What you need to do: Look through the records below and say how many lines include "team". Give only that number.

[[ Information, beginning ]]

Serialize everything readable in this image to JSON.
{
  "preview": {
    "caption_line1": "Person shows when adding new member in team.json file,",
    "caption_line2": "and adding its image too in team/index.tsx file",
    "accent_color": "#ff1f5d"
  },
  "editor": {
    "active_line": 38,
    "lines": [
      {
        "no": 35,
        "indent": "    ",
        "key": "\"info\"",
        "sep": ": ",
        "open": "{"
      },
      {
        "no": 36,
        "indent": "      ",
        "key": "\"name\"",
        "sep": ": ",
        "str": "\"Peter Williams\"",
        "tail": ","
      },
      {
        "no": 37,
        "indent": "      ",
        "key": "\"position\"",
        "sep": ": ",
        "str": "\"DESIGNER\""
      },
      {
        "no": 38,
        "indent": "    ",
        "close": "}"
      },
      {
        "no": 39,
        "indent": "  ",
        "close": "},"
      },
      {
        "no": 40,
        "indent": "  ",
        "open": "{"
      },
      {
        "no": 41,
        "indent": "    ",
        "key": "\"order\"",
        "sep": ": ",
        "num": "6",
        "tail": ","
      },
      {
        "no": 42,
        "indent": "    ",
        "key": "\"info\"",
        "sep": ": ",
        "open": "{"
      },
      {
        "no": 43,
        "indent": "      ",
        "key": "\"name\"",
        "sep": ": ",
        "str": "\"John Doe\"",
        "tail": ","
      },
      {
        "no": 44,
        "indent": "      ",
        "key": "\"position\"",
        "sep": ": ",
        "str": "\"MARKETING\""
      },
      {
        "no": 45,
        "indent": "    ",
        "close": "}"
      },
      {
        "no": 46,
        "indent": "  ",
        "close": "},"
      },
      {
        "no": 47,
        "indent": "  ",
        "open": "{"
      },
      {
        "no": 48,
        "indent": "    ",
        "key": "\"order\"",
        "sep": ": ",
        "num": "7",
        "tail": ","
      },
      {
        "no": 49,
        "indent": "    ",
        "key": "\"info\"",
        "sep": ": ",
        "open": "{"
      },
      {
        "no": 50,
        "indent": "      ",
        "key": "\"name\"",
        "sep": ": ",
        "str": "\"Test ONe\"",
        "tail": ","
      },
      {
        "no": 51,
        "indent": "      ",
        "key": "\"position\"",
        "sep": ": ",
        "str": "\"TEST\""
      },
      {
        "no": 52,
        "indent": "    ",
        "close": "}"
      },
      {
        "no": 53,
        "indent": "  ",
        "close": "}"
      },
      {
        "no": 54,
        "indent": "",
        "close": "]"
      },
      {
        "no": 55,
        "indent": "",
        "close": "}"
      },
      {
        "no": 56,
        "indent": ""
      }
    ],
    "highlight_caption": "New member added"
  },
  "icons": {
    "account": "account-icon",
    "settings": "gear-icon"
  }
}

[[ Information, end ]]

Exercise solution: 2